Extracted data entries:

________________________

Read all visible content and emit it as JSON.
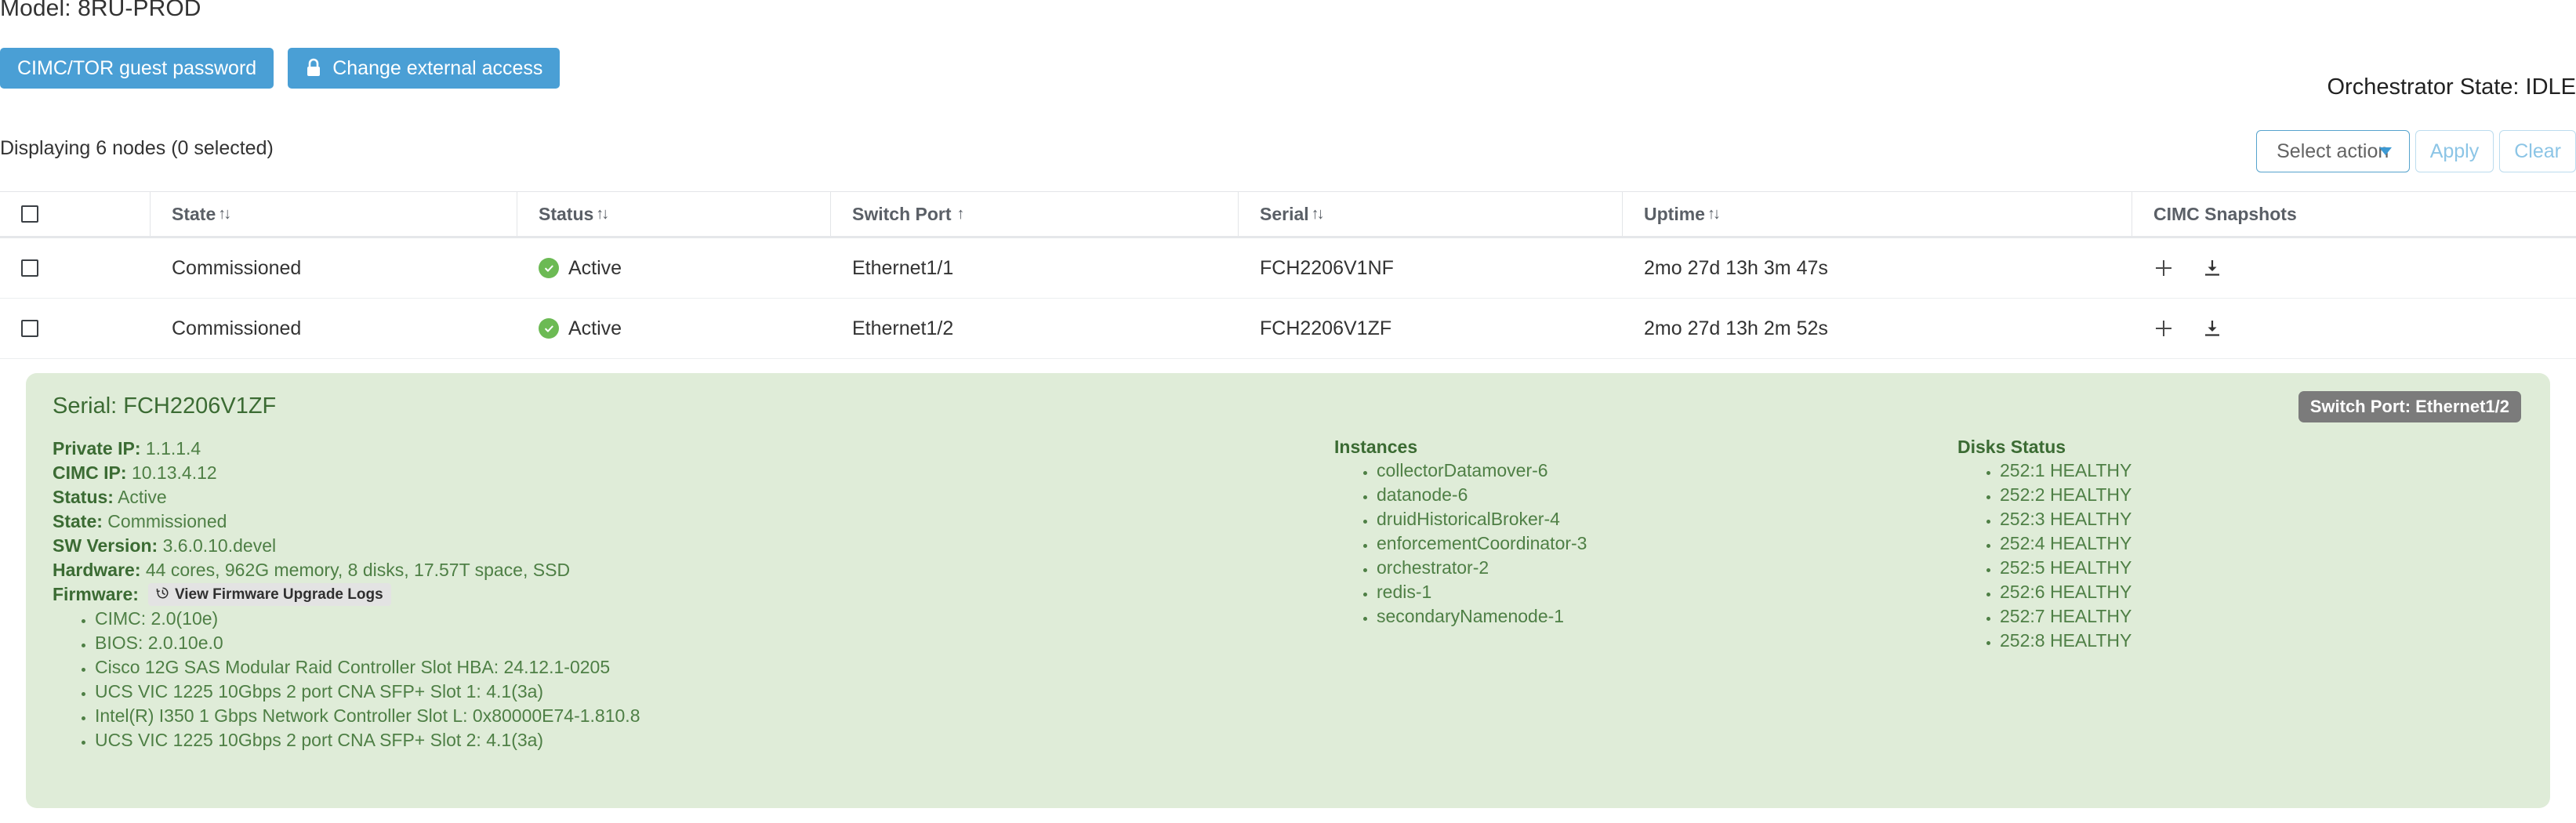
{
  "header": {
    "model_label": "Model: 8RU-PROD",
    "orchestrator_state": "Orchestrator State: IDLE",
    "displaying": "Displaying 6 nodes (0 selected)",
    "buttons": {
      "guest_password": "CIMC/TOR guest password",
      "external_access": "Change external access",
      "lock_icon": "lock-icon"
    }
  },
  "action_bar": {
    "select_action_label": "Select action",
    "caret_icon": "chevron-down-icon",
    "apply_label": "Apply",
    "clear_label": "Clear"
  },
  "table": {
    "columns": [
      {
        "label": "",
        "sort": ""
      },
      {
        "label": "State",
        "sort": "↑↓"
      },
      {
        "label": "Status",
        "sort": "↑↓"
      },
      {
        "label": "Switch Port",
        "sort": "↑"
      },
      {
        "label": "Serial",
        "sort": "↑↓"
      },
      {
        "label": "Uptime",
        "sort": "↑↓"
      },
      {
        "label": "CIMC Snapshots",
        "sort": ""
      }
    ],
    "rows": [
      {
        "state": "Commissioned",
        "status": "Active",
        "switch_port": "Ethernet1/1",
        "serial": "FCH2206V1NF",
        "uptime": "2mo 27d 13h 3m 47s",
        "add_icon": "plus-icon",
        "download_icon": "download-icon"
      },
      {
        "state": "Commissioned",
        "status": "Active",
        "switch_port": "Ethernet1/2",
        "serial": "FCH2206V1ZF",
        "uptime": "2mo 27d 13h 2m 52s",
        "add_icon": "plus-icon",
        "download_icon": "download-icon"
      }
    ]
  },
  "detail": {
    "serial_heading": "Serial: FCH2206V1ZF",
    "port_badge": "Switch Port: Ethernet1/2",
    "fields": [
      {
        "key": "Private IP:",
        "value": "1.1.1.4"
      },
      {
        "key": "CIMC IP:",
        "value": "10.13.4.12"
      },
      {
        "key": "Status:",
        "value": "Active"
      },
      {
        "key": "State:",
        "value": "Commissioned"
      },
      {
        "key": "SW Version:",
        "value": "3.6.0.10.devel"
      },
      {
        "key": "Hardware:",
        "value": "44 cores, 962G memory, 8 disks, 17.57T space, SSD"
      }
    ],
    "firmware_label": "Firmware:",
    "firmware_logs_button": "View Firmware Upgrade Logs",
    "firmware_logs_icon": "history-clock-icon",
    "firmware": [
      "CIMC: 2.0(10e)",
      "BIOS: 2.0.10e.0",
      "Cisco 12G SAS Modular Raid Controller Slot HBA: 24.12.1-0205",
      "UCS VIC 1225 10Gbps 2 port CNA SFP+ Slot 1: 4.1(3a)",
      "Intel(R) I350 1 Gbps Network Controller Slot L: 0x80000E74-1.810.8",
      "UCS VIC 1225 10Gbps 2 port CNA SFP+ Slot 2: 4.1(3a)"
    ],
    "instances_heading": "Instances",
    "instances": [
      "collectorDatamover-6",
      "datanode-6",
      "druidHistoricalBroker-4",
      "enforcementCoordinator-3",
      "orchestrator-2",
      "redis-1",
      "secondaryNamenode-1"
    ],
    "disks_heading": "Disks Status",
    "disks": [
      "252:1 HEALTHY",
      "252:2 HEALTHY",
      "252:3 HEALTHY",
      "252:4 HEALTHY",
      "252:5 HEALTHY",
      "252:6 HEALTHY",
      "252:7 HEALTHY",
      "252:8 HEALTHY"
    ]
  },
  "colors": {
    "accent_blue": "#4a9fd5",
    "panel_green": "#dfecd8",
    "text_green": "#4e7f45",
    "status_green": "#6cba54",
    "badge_gray": "#7b7b7b"
  }
}
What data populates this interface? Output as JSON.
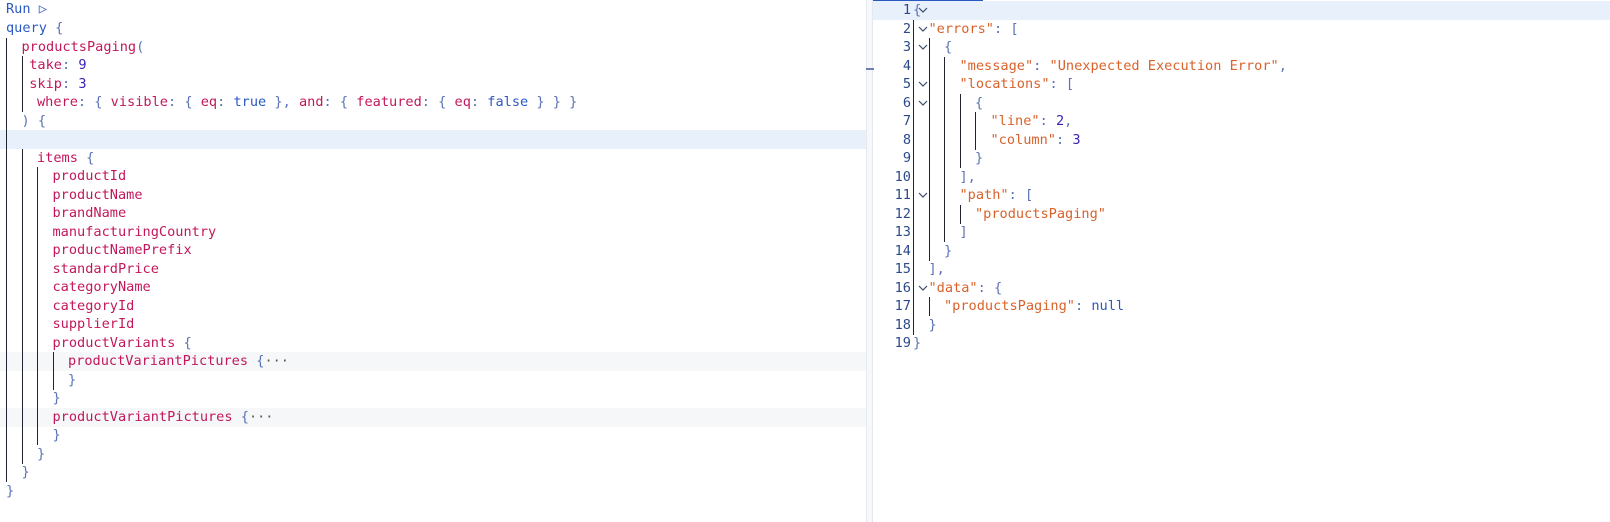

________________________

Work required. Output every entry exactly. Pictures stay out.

Task solution.
Read all visible content and emit it as JSON.
{
  "header": {
    "model_label": "Model: 8RU-PROD",
    "orchestrator_state": "Orchestrator State: IDLE",
    "displaying": "Displaying 6 nodes (0 selected)",
    "buttons": {
      "guest_password": "CIMC/TOR guest password",
      "external_access": "Change external access",
      "lock_icon": "lock-icon"
    }
  },
  "action_bar": {
    "select_action_label": "Select action",
    "caret_icon": "chevron-down-icon",
    "apply_label": "Apply",
    "clear_label": "Clear"
  },
  "table": {
    "columns": [
      {
        "label": "",
        "sort": ""
      },
      {
        "label": "State",
        "sort": "↑↓"
      },
      {
        "label": "Status",
        "sort": "↑↓"
      },
      {
        "label": "Switch Port",
        "sort": "↑"
      },
      {
        "label": "Serial",
        "sort": "↑↓"
      },
      {
        "label": "Uptime",
        "sort": "↑↓"
      },
      {
        "label": "CIMC Snapshots",
        "sort": ""
      }
    ],
    "rows": [
      {
        "state": "Commissioned",
        "status": "Active",
        "switch_port": "Ethernet1/1",
        "serial": "FCH2206V1NF",
        "uptime": "2mo 27d 13h 3m 47s",
        "add_icon": "plus-icon",
        "download_icon": "download-icon"
      },
      {
        "state": "Commissioned",
        "status": "Active",
        "switch_port": "Ethernet1/2",
        "serial": "FCH2206V1ZF",
        "uptime": "2mo 27d 13h 2m 52s",
        "add_icon": "plus-icon",
        "download_icon": "download-icon"
      }
    ]
  },
  "detail": {
    "serial_heading": "Serial: FCH2206V1ZF",
    "port_badge": "Switch Port: Ethernet1/2",
    "fields": [
      {
        "key": "Private IP:",
        "value": "1.1.1.4"
      },
      {
        "key": "CIMC IP:",
        "value": "10.13.4.12"
      },
      {
        "key": "Status:",
        "value": "Active"
      },
      {
        "key": "State:",
        "value": "Commissioned"
      },
      {
        "key": "SW Version:",
        "value": "3.6.0.10.devel"
      },
      {
        "key": "Hardware:",
        "value": "44 cores, 962G memory, 8 disks, 17.57T space, SSD"
      }
    ],
    "firmware_label": "Firmware:",
    "firmware_logs_button": "View Firmware Upgrade Logs",
    "firmware_logs_icon": "history-clock-icon",
    "firmware": [
      "CIMC: 2.0(10e)",
      "BIOS: 2.0.10e.0",
      "Cisco 12G SAS Modular Raid Controller Slot HBA: 24.12.1-0205",
      "UCS VIC 1225 10Gbps 2 port CNA SFP+ Slot 1: 4.1(3a)",
      "Intel(R) I350 1 Gbps Network Controller Slot L: 0x80000E74-1.810.8",
      "UCS VIC 1225 10Gbps 2 port CNA SFP+ Slot 2: 4.1(3a)"
    ],
    "instances_heading": "Instances",
    "instances": [
      "collectorDatamover-6",
      "datanode-6",
      "druidHistoricalBroker-4",
      "enforcementCoordinator-3",
      "orchestrator-2",
      "redis-1",
      "secondaryNamenode-1"
    ],
    "disks_heading": "Disks Status",
    "disks": [
      "252:1 HEALTHY",
      "252:2 HEALTHY",
      "252:3 HEALTHY",
      "252:4 HEALTHY",
      "252:5 HEALTHY",
      "252:6 HEALTHY",
      "252:7 HEALTHY",
      "252:8 HEALTHY"
    ]
  },
  "colors": {
    "accent_blue": "#4a9fd5",
    "panel_green": "#dfecd8",
    "text_green": "#4e7f45",
    "status_green": "#6cba54",
    "badge_gray": "#7b7b7b"
  }
}
What data populates this interface? Output as JSON.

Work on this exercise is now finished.